A Workbook for Individuals, Couples, and Groups

by Nathaniel David Smith

Pub Date: Aug. 1st, 2012
ISBN: 978-0985668105
Publisher: Mental Health Classes, LLC

A debut self-help workbook aimed at helping readers understand and control their anger.

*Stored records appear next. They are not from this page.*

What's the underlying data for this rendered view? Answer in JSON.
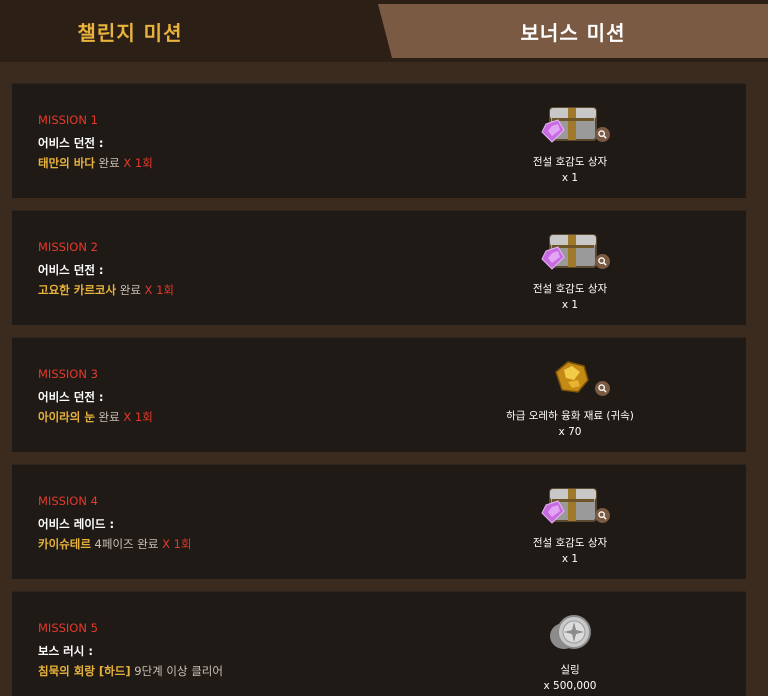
{
  "tabs": {
    "challenge": "챌린지 미션",
    "bonus": "보너스 미션"
  },
  "missions": [
    {
      "label": "MISSION 1",
      "type": "어비스 던전 :",
      "highlight": "태만의 바다",
      "plain": " 완료",
      "count": " X 1회",
      "reward_name": "전설 호감도 상자",
      "reward_qty": "x 1",
      "reward_icon": "chest-icon"
    },
    {
      "label": "MISSION 2",
      "type": "어비스 던전 :",
      "highlight": "고요한 카르코사",
      "plain": " 완료",
      "count": " X 1회",
      "reward_name": "전설 호감도 상자",
      "reward_qty": "x 1",
      "reward_icon": "chest-icon"
    },
    {
      "label": "MISSION 3",
      "type": "어비스 던전 :",
      "highlight": "아이라의 눈",
      "plain": " 완료",
      "count": " X 1회",
      "reward_name": "하급 오레하 융화 재료 (귀속)",
      "reward_qty": "x 70",
      "reward_icon": "ore-icon"
    },
    {
      "label": "MISSION 4",
      "type": "어비스 레이드 :",
      "highlight": "카이슈테르",
      "plain": " 4페이즈 완료",
      "count": " X 1회",
      "reward_name": "전설 호감도 상자",
      "reward_qty": "x 1",
      "reward_icon": "chest-icon"
    },
    {
      "label": "MISSION 5",
      "type": "보스 러시 :",
      "highlight": "침묵의 회랑 [하드]",
      "plain": " 9단계 이상 클리어",
      "count": "",
      "reward_name": "실링",
      "reward_qty": "x 500,000",
      "reward_icon": "silver-coin-icon"
    }
  ],
  "colors": {
    "background": "#3a2a1e",
    "card": "#1f1a16",
    "mission_red": "#e5392b",
    "highlight_gold": "#e8b33c",
    "active_tab": "#7a5a43"
  }
}
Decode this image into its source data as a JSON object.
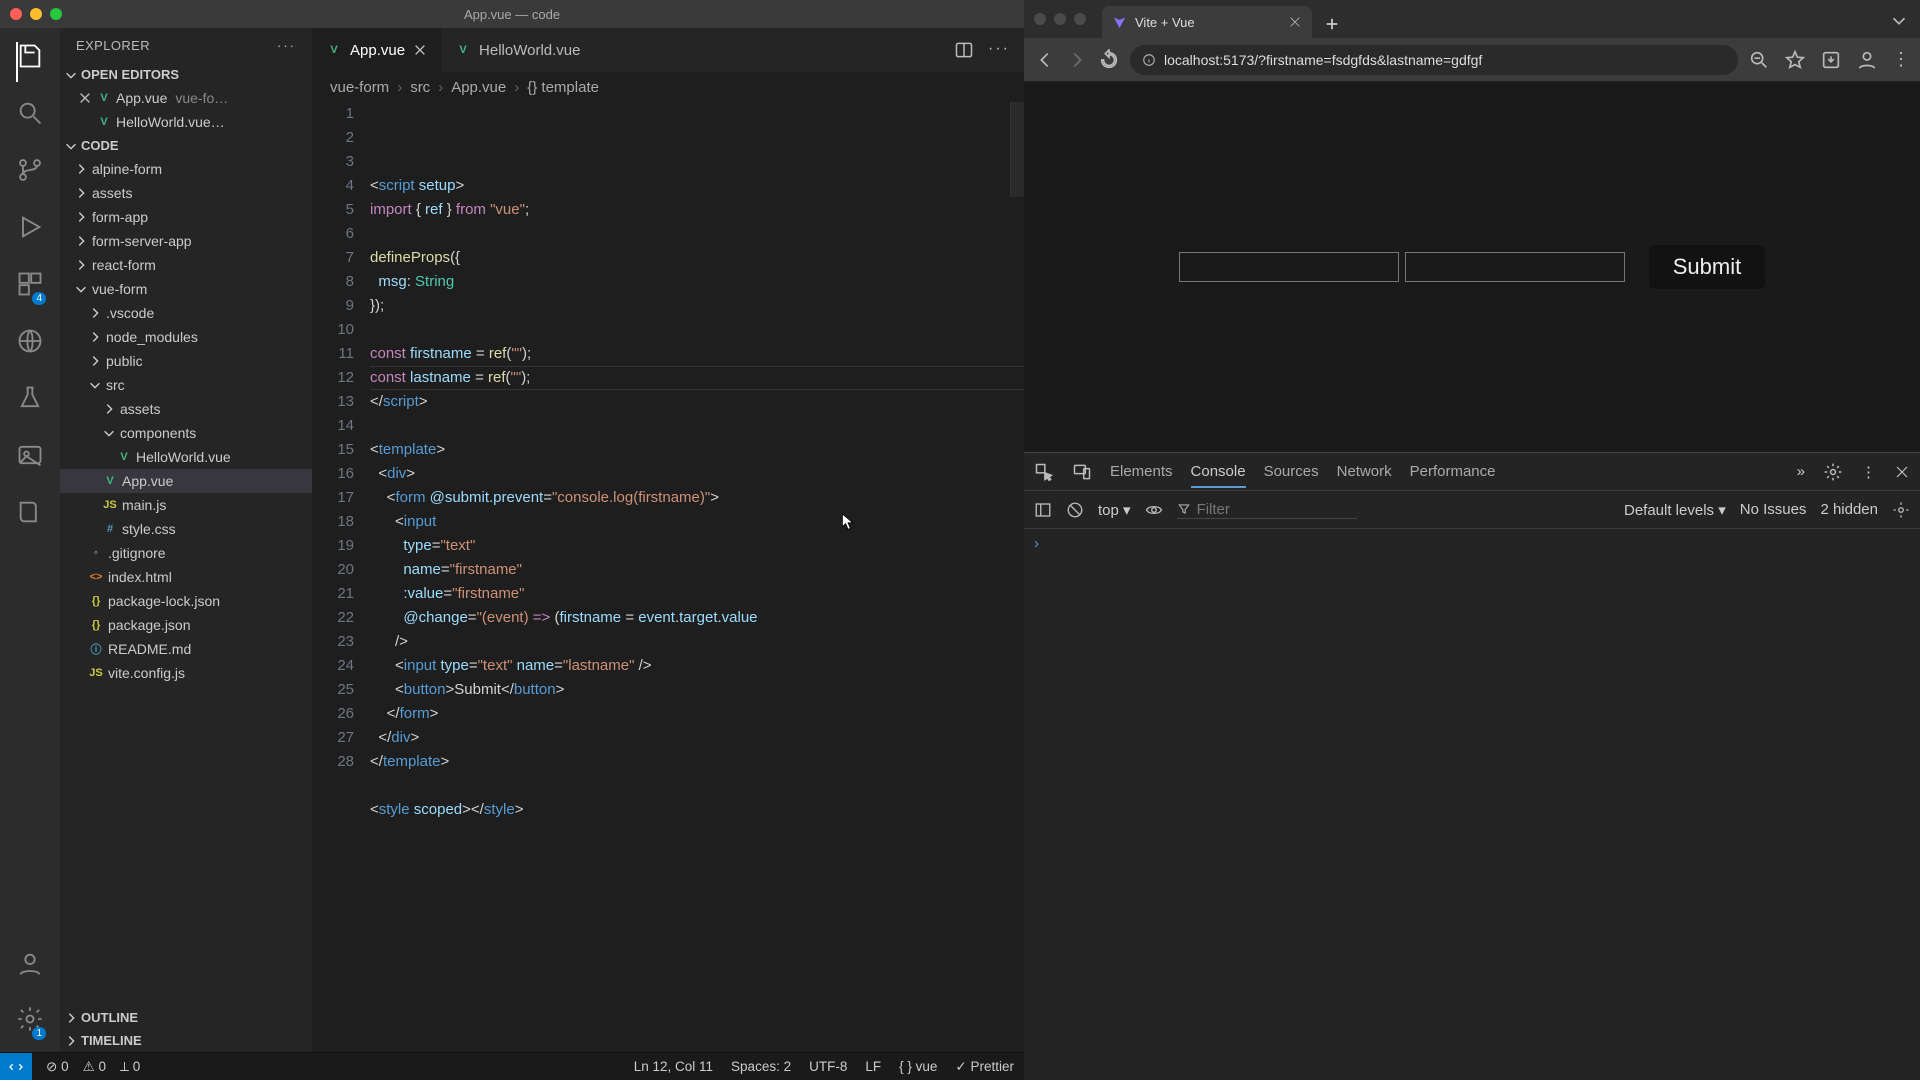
{
  "vscode": {
    "window_title": "App.vue — code",
    "explorer_title": "EXPLORER",
    "sections": {
      "open_editors": "OPEN EDITORS",
      "code": "CODE",
      "outline": "OUTLINE",
      "timeline": "TIMELINE"
    },
    "open_editors": [
      {
        "name": "App.vue",
        "meta": "vue-fo…",
        "icon": "vue"
      },
      {
        "name": "HelloWorld.vue…",
        "meta": "",
        "icon": "vue"
      }
    ],
    "tree": [
      {
        "depth": 0,
        "kind": "folder",
        "open": false,
        "label": "alpine-form"
      },
      {
        "depth": 0,
        "kind": "folder",
        "open": false,
        "label": "assets"
      },
      {
        "depth": 0,
        "kind": "folder",
        "open": false,
        "label": "form-app"
      },
      {
        "depth": 0,
        "kind": "folder",
        "open": false,
        "label": "form-server-app"
      },
      {
        "depth": 0,
        "kind": "folder",
        "open": false,
        "label": "react-form"
      },
      {
        "depth": 0,
        "kind": "folder",
        "open": true,
        "label": "vue-form"
      },
      {
        "depth": 1,
        "kind": "folder",
        "open": false,
        "label": ".vscode"
      },
      {
        "depth": 1,
        "kind": "folder",
        "open": false,
        "label": "node_modules"
      },
      {
        "depth": 1,
        "kind": "folder",
        "open": false,
        "label": "public"
      },
      {
        "depth": 1,
        "kind": "folder",
        "open": true,
        "label": "src"
      },
      {
        "depth": 2,
        "kind": "folder",
        "open": false,
        "label": "assets"
      },
      {
        "depth": 2,
        "kind": "folder",
        "open": true,
        "label": "components"
      },
      {
        "depth": 3,
        "kind": "file",
        "icon": "vue",
        "label": "HelloWorld.vue"
      },
      {
        "depth": 2,
        "kind": "file",
        "icon": "vue",
        "label": "App.vue",
        "selected": true
      },
      {
        "depth": 2,
        "kind": "file",
        "icon": "js",
        "label": "main.js"
      },
      {
        "depth": 2,
        "kind": "file",
        "icon": "css",
        "label": "style.css"
      },
      {
        "depth": 1,
        "kind": "file",
        "icon": "git",
        "label": ".gitignore"
      },
      {
        "depth": 1,
        "kind": "file",
        "icon": "html",
        "label": "index.html"
      },
      {
        "depth": 1,
        "kind": "file",
        "icon": "json",
        "label": "package-lock.json"
      },
      {
        "depth": 1,
        "kind": "file",
        "icon": "json",
        "label": "package.json"
      },
      {
        "depth": 1,
        "kind": "file",
        "icon": "md",
        "label": "README.md"
      },
      {
        "depth": 1,
        "kind": "file",
        "icon": "js",
        "label": "vite.config.js"
      }
    ],
    "tabs": [
      {
        "label": "App.vue",
        "active": true
      },
      {
        "label": "HelloWorld.vue",
        "active": false
      }
    ],
    "breadcrumbs": [
      "vue-form",
      "src",
      "App.vue",
      "{} template"
    ],
    "activity_badges": {
      "extensions": "4",
      "settings": "1"
    },
    "code_lines": [
      {
        "n": 1,
        "html": "<span class='c-txt'>&lt;</span><span class='c-tag'>script</span> <span class='c-attr'>setup</span><span class='c-txt'>&gt;</span>"
      },
      {
        "n": 2,
        "html": "<span class='c-kw'>import</span> <span class='c-txt'>{ </span><span class='c-id'>ref</span><span class='c-txt'> } </span><span class='c-kw'>from</span> <span class='c-str'>\"vue\"</span><span class='c-txt'>;</span>"
      },
      {
        "n": 3,
        "html": ""
      },
      {
        "n": 4,
        "html": "<span class='c-func'>defineProps</span><span class='c-txt'>({</span>"
      },
      {
        "n": 5,
        "html": "  <span class='c-id'>msg</span><span class='c-txt'>: </span><span class='c-type'>String</span>"
      },
      {
        "n": 6,
        "html": "<span class='c-txt'>});</span>"
      },
      {
        "n": 7,
        "html": ""
      },
      {
        "n": 8,
        "html": "<span class='c-kw'>const</span> <span class='c-id'>firstname</span> <span class='c-txt'>= </span><span class='c-func'>ref</span><span class='c-txt'>(</span><span class='c-str'>\"\"</span><span class='c-txt'>);</span>"
      },
      {
        "n": 9,
        "html": "<span class='c-kw'>const</span> <span class='c-id'>lastname</span> <span class='c-txt'>= </span><span class='c-func'>ref</span><span class='c-txt'>(</span><span class='c-str'>\"\"</span><span class='c-txt'>);</span>"
      },
      {
        "n": 10,
        "html": "<span class='c-txt'>&lt;/</span><span class='c-tag'>script</span><span class='c-txt'>&gt;</span>"
      },
      {
        "n": 11,
        "html": ""
      },
      {
        "n": 12,
        "html": "<span class='c-txt'>&lt;</span><span class='c-tag'>template</span><span class='c-txt'>&gt;</span>",
        "active": true
      },
      {
        "n": 13,
        "html": "  <span class='c-txt'>&lt;</span><span class='c-tag'>div</span><span class='c-txt'>&gt;</span>"
      },
      {
        "n": 14,
        "html": "    <span class='c-txt'>&lt;</span><span class='c-tag'>form</span> <span class='c-attr'>@submit.prevent</span><span class='c-txt'>=</span><span class='c-str'>\"console.log(firstname)\"</span><span class='c-txt'>&gt;</span>"
      },
      {
        "n": 15,
        "html": "      <span class='c-txt'>&lt;</span><span class='c-tag'>input</span>"
      },
      {
        "n": 16,
        "html": "        <span class='c-attr'>type</span><span class='c-txt'>=</span><span class='c-str'>\"text\"</span>"
      },
      {
        "n": 17,
        "html": "        <span class='c-attr'>name</span><span class='c-txt'>=</span><span class='c-str'>\"firstname\"</span>"
      },
      {
        "n": 18,
        "html": "        <span class='c-attr'>:value</span><span class='c-txt'>=</span><span class='c-str'>\"firstname\"</span>"
      },
      {
        "n": 19,
        "html": "        <span class='c-attr'>@change</span><span class='c-txt'>=</span><span class='c-str'>\"(event)</span> <span class='c-kw'>=&gt;</span> <span class='c-txt'>(</span><span class='c-id'>firstname</span> <span class='c-txt'>= </span><span class='c-id'>event</span><span class='c-txt'>.</span><span class='c-id'>target</span><span class='c-txt'>.</span><span class='c-id'>value</span>"
      },
      {
        "n": 20,
        "html": "      <span class='c-txt'>/&gt;</span>"
      },
      {
        "n": 21,
        "html": "      <span class='c-txt'>&lt;</span><span class='c-tag'>input</span> <span class='c-attr'>type</span><span class='c-txt'>=</span><span class='c-str'>\"text\"</span> <span class='c-attr'>name</span><span class='c-txt'>=</span><span class='c-str'>\"lastname\"</span> <span class='c-txt'>/&gt;</span>"
      },
      {
        "n": 22,
        "html": "      <span class='c-txt'>&lt;</span><span class='c-tag'>button</span><span class='c-txt'>&gt;Submit&lt;/</span><span class='c-tag'>button</span><span class='c-txt'>&gt;</span>"
      },
      {
        "n": 23,
        "html": "    <span class='c-txt'>&lt;/</span><span class='c-tag'>form</span><span class='c-txt'>&gt;</span>"
      },
      {
        "n": 24,
        "html": "  <span class='c-txt'>&lt;/</span><span class='c-tag'>div</span><span class='c-txt'>&gt;</span>"
      },
      {
        "n": 25,
        "html": "<span class='c-txt'>&lt;/</span><span class='c-tag'>template</span><span class='c-txt'>&gt;</span>"
      },
      {
        "n": 26,
        "html": ""
      },
      {
        "n": 27,
        "html": "<span class='c-txt'>&lt;</span><span class='c-tag'>style</span> <span class='c-attr'>scoped</span><span class='c-txt'>&gt;&lt;/</span><span class='c-tag'>style</span><span class='c-txt'>&gt;</span>"
      },
      {
        "n": 28,
        "html": ""
      }
    ],
    "status": {
      "errors": "0",
      "warnings": "0",
      "ports": "0",
      "position": "Ln 12, Col 11",
      "spaces": "Spaces: 2",
      "encoding": "UTF-8",
      "eol": "LF",
      "language": "vue",
      "prettier": "Prettier"
    }
  },
  "browser": {
    "tab_title": "Vite + Vue",
    "url": "localhost:5173/?firstname=fsdgfds&lastname=gdfgf",
    "submit_label": "Submit"
  },
  "devtools": {
    "tabs": [
      "Elements",
      "Console",
      "Sources",
      "Network",
      "Performance"
    ],
    "active_tab": "Console",
    "context": "top",
    "filter_placeholder": "Filter",
    "levels": "Default levels",
    "issues": "No Issues",
    "hidden": "2 hidden"
  }
}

Smith, a licensed professional anger-management counselor, draws on his experience to create a program designed to help people identify and analyze their problematic thought patterns. These cognitive behavioral therapy exercises are designed to help readers understand how anger stems from a combination of core beliefs they have about themselves, the personal rules that they follow, and other “automatic” thoughts. Each exercise includes a “jumpstart” example, featuring details based on Smith’s clients. Smith offers pragmatic, real-life tips, including how to recognize and remedy common mistakes made when communicating with others. He occasionally offers suggestions that may be difficult for someone in the heat of anger, however. For example, when a reader experiences tension or stress from “All-or-Nothing Thinking,” he advises, “pay attention to your breathing, muscle tension, perspiration, temperature and heart rate.” The book isn’t meant to be rushed through, Smith writes; rather, readers are urged to complete about two of the exercises each week—36 in all—which adds up to approximately a four-month program. However, the sheer quantity of exercises, some with more than 10 questions and sub-questions, may overwhelm some readers. Readers, depending on their familiarity with anger-management theories, may also wish that the program included more explanations and examples. The book is aimed at individuals, couples and groups, and it assumes that readers are already aware of their own anger issues; readers wishing to address anger issues in others, however, will find little direction. That said, those who don’t mind the program’s length will likely find the help they seek.

A comprehensive guide for those seeking an in-depth examination of their own anger.